Cost-wise the basketball and cricket programs are on a par (alongside Auskick), though basketball doesn’t have a sponsor to fund a you-beaut registration pack. The ‘Brazilian Soccer School’ they attend is almost double the cost, nor does it boast any giveaways. But I must say, as someone with marginal appreciation of the beautiful game, the quality of coaching and the level of skill attainment is light years ahead of cricket and footy. Basketball is perhaps somewhere in the middle.
I wrote last year of concerns with my local Auskick centre and sadly this season was no improvement. Don’t get me wrong, I enjoyed the challenge of coaching/wrangling a group of 16 recalcitrant 8 year olds. But by the 18th week and not a single ounce of help forthcoming from the 4 members of the weekly convened fathers’ club meeting (at least they showed up), capped off by not even a verbal thankyou from the coordinator to any of the weary volunteers at the end-of-season, I felt as appreciated and successful as Mick Malthouse c2015.
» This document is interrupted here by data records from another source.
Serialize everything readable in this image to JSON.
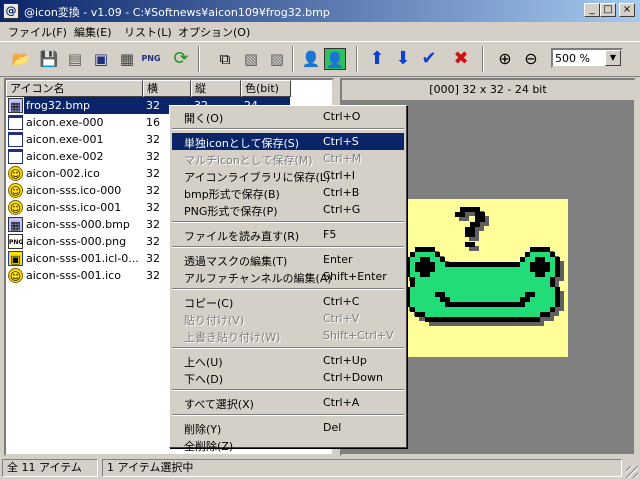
{
  "window": {
    "title": "@icon変換 - v1.09 - C:¥Softnews¥aicon109¥frog32.bmp",
    "app_icon": "@",
    "minimize": "_",
    "maximize": "□",
    "close": "×"
  },
  "menu": [
    "ファイル(F)",
    "編集(E)",
    "リスト(L)",
    "オプション(O)"
  ],
  "toolbar": {
    "icons": [
      "open-folder-icon",
      "save-icon",
      "save-multi-icon",
      "save-library-icon",
      "save-bmp-icon",
      "save-png-icon",
      "reload-icon",
      "copy-icon",
      "paste-icon",
      "overwrite-paste-icon",
      "mask-icon",
      "alpha-icon",
      "up-arrow-icon",
      "down-arrow-icon",
      "select-all-check-icon",
      "delete-x-icon",
      "zoom-in-icon",
      "zoom-out-icon"
    ],
    "png_label": "PNG",
    "zoom_value": "500 %",
    "zoom_arrow": "▼"
  },
  "list": {
    "headers": [
      "アイコン名",
      "横",
      "縦",
      "色(bit)"
    ],
    "rows": [
      {
        "icon": "bmp",
        "name": "frog32.bmp",
        "w": "32",
        "h": "32",
        "c": "24",
        "selected": true
      },
      {
        "icon": "exe",
        "name": "aicon.exe-000",
        "w": "16",
        "h": "",
        "c": ""
      },
      {
        "icon": "exe",
        "name": "aicon.exe-001",
        "w": "32",
        "h": "",
        "c": ""
      },
      {
        "icon": "exe",
        "name": "aicon.exe-002",
        "w": "32",
        "h": "",
        "c": ""
      },
      {
        "icon": "smile",
        "name": "aicon-002.ico",
        "w": "32",
        "h": "",
        "c": ""
      },
      {
        "icon": "smile",
        "name": "aicon-sss.ico-000",
        "w": "32",
        "h": "",
        "c": ""
      },
      {
        "icon": "smile",
        "name": "aicon-sss.ico-001",
        "w": "32",
        "h": "",
        "c": ""
      },
      {
        "icon": "bmp",
        "name": "aicon-sss-000.bmp",
        "w": "32",
        "h": "",
        "c": ""
      },
      {
        "icon": "png",
        "name": "aicon-sss-000.png",
        "w": "32",
        "h": "",
        "c": ""
      },
      {
        "icon": "icl",
        "name": "aicon-sss-001.icl-0...",
        "w": "32",
        "h": "",
        "c": ""
      },
      {
        "icon": "smile",
        "name": "aicon-sss-001.ico",
        "w": "32",
        "h": "",
        "c": ""
      }
    ]
  },
  "preview": {
    "header": "[000] 32 x 32 - 24 bit"
  },
  "context_menu": {
    "items": [
      {
        "label": "開く(O)",
        "key": "Ctrl+O"
      },
      {
        "sep": true
      },
      {
        "label": "単独iconとして保存(S)",
        "key": "Ctrl+S",
        "highlighted": true
      },
      {
        "label": "マルチiconとして保存(M)",
        "key": "Ctrl+M",
        "disabled": true
      },
      {
        "label": "アイコンライブラリに保存(L)",
        "key": "Ctrl+I"
      },
      {
        "label": "bmp形式で保存(B)",
        "key": "Ctrl+B"
      },
      {
        "label": "PNG形式で保存(P)",
        "key": "Ctrl+G"
      },
      {
        "sep": true
      },
      {
        "label": "ファイルを読み直す(R)",
        "key": "F5"
      },
      {
        "sep": true
      },
      {
        "label": "透過マスクの編集(T)",
        "key": "Enter"
      },
      {
        "label": "アルファチャンネルの編集(A)",
        "key": "Shift+Enter"
      },
      {
        "sep": true
      },
      {
        "label": "コピー(C)",
        "key": "Ctrl+C"
      },
      {
        "label": "貼り付け(V)",
        "key": "Ctrl+V",
        "disabled": true
      },
      {
        "label": "上書き貼り付け(W)",
        "key": "Shift+Ctrl+V",
        "disabled": true
      },
      {
        "sep": true
      },
      {
        "label": "上へ(U)",
        "key": "Ctrl+Up"
      },
      {
        "label": "下へ(D)",
        "key": "Ctrl+Down"
      },
      {
        "sep": true
      },
      {
        "label": "すべて選択(X)",
        "key": "Ctrl+A"
      },
      {
        "sep": true
      },
      {
        "label": "削除(Y)",
        "key": "Del"
      },
      {
        "label": "全削除(Z)",
        "key": ""
      }
    ]
  },
  "status": {
    "total": "全 11 アイテム",
    "selected": "1 アイテム選択中"
  },
  "colors": {
    "title_start": "#0a246a",
    "title_end": "#a6caf0",
    "selection": "#0a246a",
    "frog_green": "#22dd77",
    "frog_bg": "#ffff99"
  }
}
Interestingly, the Milo Cricket coordinator’s philosophy is the polar opposite to the point where parents are actually getting in the way. In the first session the mother of one child took up position at silly mid-pitch. But I digress.
Based on last years’ experience I was reluctant to sign up again on the basis Mr 8 and Miss 7 learnt twice as much in half the time in the backyard and on the beach. But being aligned with the local club closer to home, and all of us being suckers for included cricket gear (no matter how plastic), we gave it another go.
On Saturday, after about two and a half minutes of waiting in line to paddle the ball hockey style through a short obstacle course, Mr 8 and I looked at each other and headed for the nets. Other activities included using the plastic stump bases as a fielding cradle (WTF?) and a poorly explained duel between kids running between wickets alongside other kids bowling at a set of stumps. Worst of all, the purpose of the activities was barely explained, if at all.
I have no truck with running skill based activities instead of matches, as was the practice early dawes, but five weeks into Milo cricket and I’ve yet to see a forward defence, or any shot for that matter, referenced or demonstrated. Likewise, any actual fielding or bowling skill instruction is minimal. Perhaps the expectation is on the hovering parents, however 90% of them would have less idea than the kids.
Surely more engaging and practical training ideas could have been devised on the way to the ground, let alone the days in between? Is there not a manual for this? Clearly fun is the fuel on which these programs succeed but Milo Cricket needs servicing here too. For example the two activities from the previous week at least had merit, alas they each dragged on for half an hour. Only the Aussies efforts to knock off the final 12 runs against the Kiwis has been more excruciating cricket viewing.
Whilst I’m off the long run, perhaps some responsibility lies with the host club. Good on them for making their field and clubrooms available and putting on a couple BBQ’s, but surely if they want to impress parents and recruit kids into their Under 9’s then a couple players or club stalwarts lurking about could make a big difference by sharing some tips to struggling kids.
Cricket is a technically difficult game for young ‘uns but I don’t see dumbing it down and ignoring technique as a solution. Even for preps – grade 2’s.
I can only speak for my local Milo Cricket centre so I would be interested to hear of others’ experiences. Are mass sport participation programs in general all they’re cracked up to be? Do they adequately prepare children for junior competition? Which ones are good and how can others be better to reduce rates of churn? Are my expectations too high?